Piers Forster: Home truths on fighting climate change

Have your say

THE United Nations released the second in a series of major reports on climate change earlier this week. It focused on how climate change is directly affecting the natural world, our industries and the impact on people here in Yorkshire.

Effective decision-making requires information on the risk of floods, water shortages and food supplies, and the report goes into an impressive level of detail on these risks.

Previously, my physicist’s brain has been somewhat unconvinced by much of the research into risks and vulnerabilities as there is always a subjective element to the analyses. However, by using “big data” to look in detail at systems across the globe, the evidence is now compelling and the effects of climate change will be detrimental over much of the world.

For example, more frequent heatwaves can be expected that will increase death rates. Crop yields are expected to reduce, especially across Asia and Africa. This will lead to food scarcity.

However, things won’t be as bad in the UK. Firstly, the UK may not warm as much as other parts of the world due to a possible compensating cooling effect from movement in the Gulf Stream, the warm water current from the Caribbean. There are also advantages to living in a moderately warmer world, and this is especially true of Yorkshire. Slightly warmer winters would likely lead to increased crop yields, reductions in our heating bills and save lives from cold-related deaths. Yorkshire has even started producing its own wine!

The UK typically has very varied weather from year to year and month to month (just compare the last few winters). It will take a long time for a gradual climate change signal to emerge from this varied background, and it will be 2050 until Yorkshire residents can clearly see the influence of climate change.

However, the effects of climate change are expected to emerge much sooner and be far more devastating across the tropics.

We could choose to ignore the UN report or pick holes in the science. We can also bemoan government inaction at tackling such a serious problem.

But I would argue that Yorkshire, the first part of the world to industrialise, is a major cause of the problem and we should therefore be part of the solution.

The UN report points to the best risk prevention strategy as a combination of adaptation and mitigation, but what does this mean and how can we play our part?

Compare climate change to a train trundling across America. Some way down the track, we are not sure how far, the bridge is out and disaster looms. Do we want to be the ones to sit back and watch the train wreck, or do we want to be the hero?
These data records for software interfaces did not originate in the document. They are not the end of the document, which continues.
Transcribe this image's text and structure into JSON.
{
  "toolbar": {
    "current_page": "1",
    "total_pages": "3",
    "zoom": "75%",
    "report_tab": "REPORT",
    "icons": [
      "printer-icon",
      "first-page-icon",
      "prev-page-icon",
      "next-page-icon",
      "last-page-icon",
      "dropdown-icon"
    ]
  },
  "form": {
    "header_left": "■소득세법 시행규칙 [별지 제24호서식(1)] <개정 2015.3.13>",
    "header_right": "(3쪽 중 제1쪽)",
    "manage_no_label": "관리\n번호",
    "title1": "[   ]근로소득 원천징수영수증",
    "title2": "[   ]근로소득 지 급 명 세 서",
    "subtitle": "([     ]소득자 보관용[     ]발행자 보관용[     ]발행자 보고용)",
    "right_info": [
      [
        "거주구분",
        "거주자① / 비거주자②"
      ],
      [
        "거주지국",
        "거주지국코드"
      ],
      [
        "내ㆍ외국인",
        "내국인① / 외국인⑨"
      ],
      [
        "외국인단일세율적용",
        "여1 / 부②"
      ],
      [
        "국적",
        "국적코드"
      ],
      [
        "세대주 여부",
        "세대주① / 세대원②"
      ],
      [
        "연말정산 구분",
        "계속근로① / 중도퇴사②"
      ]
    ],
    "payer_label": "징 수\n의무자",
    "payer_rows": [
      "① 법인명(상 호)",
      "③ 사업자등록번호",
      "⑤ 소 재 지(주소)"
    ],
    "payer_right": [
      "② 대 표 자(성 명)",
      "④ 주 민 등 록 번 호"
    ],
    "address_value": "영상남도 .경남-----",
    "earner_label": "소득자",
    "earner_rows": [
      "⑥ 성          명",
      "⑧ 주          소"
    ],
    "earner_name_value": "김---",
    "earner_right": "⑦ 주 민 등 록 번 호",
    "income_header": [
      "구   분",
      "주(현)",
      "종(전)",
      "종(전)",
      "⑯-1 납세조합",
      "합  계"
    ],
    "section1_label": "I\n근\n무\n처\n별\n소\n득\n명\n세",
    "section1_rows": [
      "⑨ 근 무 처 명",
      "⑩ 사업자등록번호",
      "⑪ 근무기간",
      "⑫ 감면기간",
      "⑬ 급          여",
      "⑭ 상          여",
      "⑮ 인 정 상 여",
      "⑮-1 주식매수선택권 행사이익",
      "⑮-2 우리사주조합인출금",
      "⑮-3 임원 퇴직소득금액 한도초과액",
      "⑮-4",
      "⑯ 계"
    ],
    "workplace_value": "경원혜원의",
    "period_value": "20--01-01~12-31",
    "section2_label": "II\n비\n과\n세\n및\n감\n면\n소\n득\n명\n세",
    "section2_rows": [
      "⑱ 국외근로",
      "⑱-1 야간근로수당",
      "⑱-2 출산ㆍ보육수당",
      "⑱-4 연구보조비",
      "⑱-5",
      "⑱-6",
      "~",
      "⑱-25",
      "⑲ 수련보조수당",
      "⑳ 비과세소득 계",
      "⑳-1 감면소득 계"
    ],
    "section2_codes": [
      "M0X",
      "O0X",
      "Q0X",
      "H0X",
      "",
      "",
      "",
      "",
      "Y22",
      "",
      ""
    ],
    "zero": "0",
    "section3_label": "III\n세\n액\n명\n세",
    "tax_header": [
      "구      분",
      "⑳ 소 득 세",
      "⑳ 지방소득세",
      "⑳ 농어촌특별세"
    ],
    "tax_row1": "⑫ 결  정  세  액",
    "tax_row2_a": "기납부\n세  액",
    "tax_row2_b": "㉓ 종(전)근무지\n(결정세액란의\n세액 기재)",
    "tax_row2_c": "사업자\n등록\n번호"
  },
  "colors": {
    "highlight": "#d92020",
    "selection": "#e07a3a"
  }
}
The more CO2 we emit the faster the train goes. We should be trying to both stop the train (mitigation) and repair the bridge (adaptation). Adaptation can involve developing resilient crop varieties, building flood prevention measures and possibly removing entire populations from low-lying islands.

Stopping the train involves reducing global CO2 emissions. This is harder than it seems. The only global reduction in emissions since records began was the one per cent reduction in 2008 from the global recession.

Emissions recovered the following year, much faster than world economies. This illustrates the scale of the problem; to stop the train we need to decarbonise our global energy supplies by 50 per cent or more by 2050 and we will need every weapon in our arsenal to do this. The decision by Siemens to invest in a wind turbine manufacturing plant in Hull is a great start.

We also desperately need to develop large-scale carbon capture technologies; Yorkshire is well placed to potentially capture the large amount of CO2 from its power stations and bury it in offshore oil and gas fields. We will also need considerable nuclear power.

We are each responsible for around 10 tonnes of CO2 emissions per year, roughly the same amount of CO2 as a hectare of forest sequesters.

One of the first things to do to reduce our emissions should be to insulate our draughty houses – this country has one 
of the worst housing stocks in Europe. 
If, rather than pay for the gas, we contracted British Gas to keep our home at 20 degrees, it would be in their interest to make sure that our home was as insulated as possible. Protecting or planting a tree, especially in the rain forest, is also a great way to reduce our carbon footprint.

Piers Forster is professor of physical climate change at the University of Leeds and a Royal Society Wolfson Merit Award Holder.

Back to the top of the page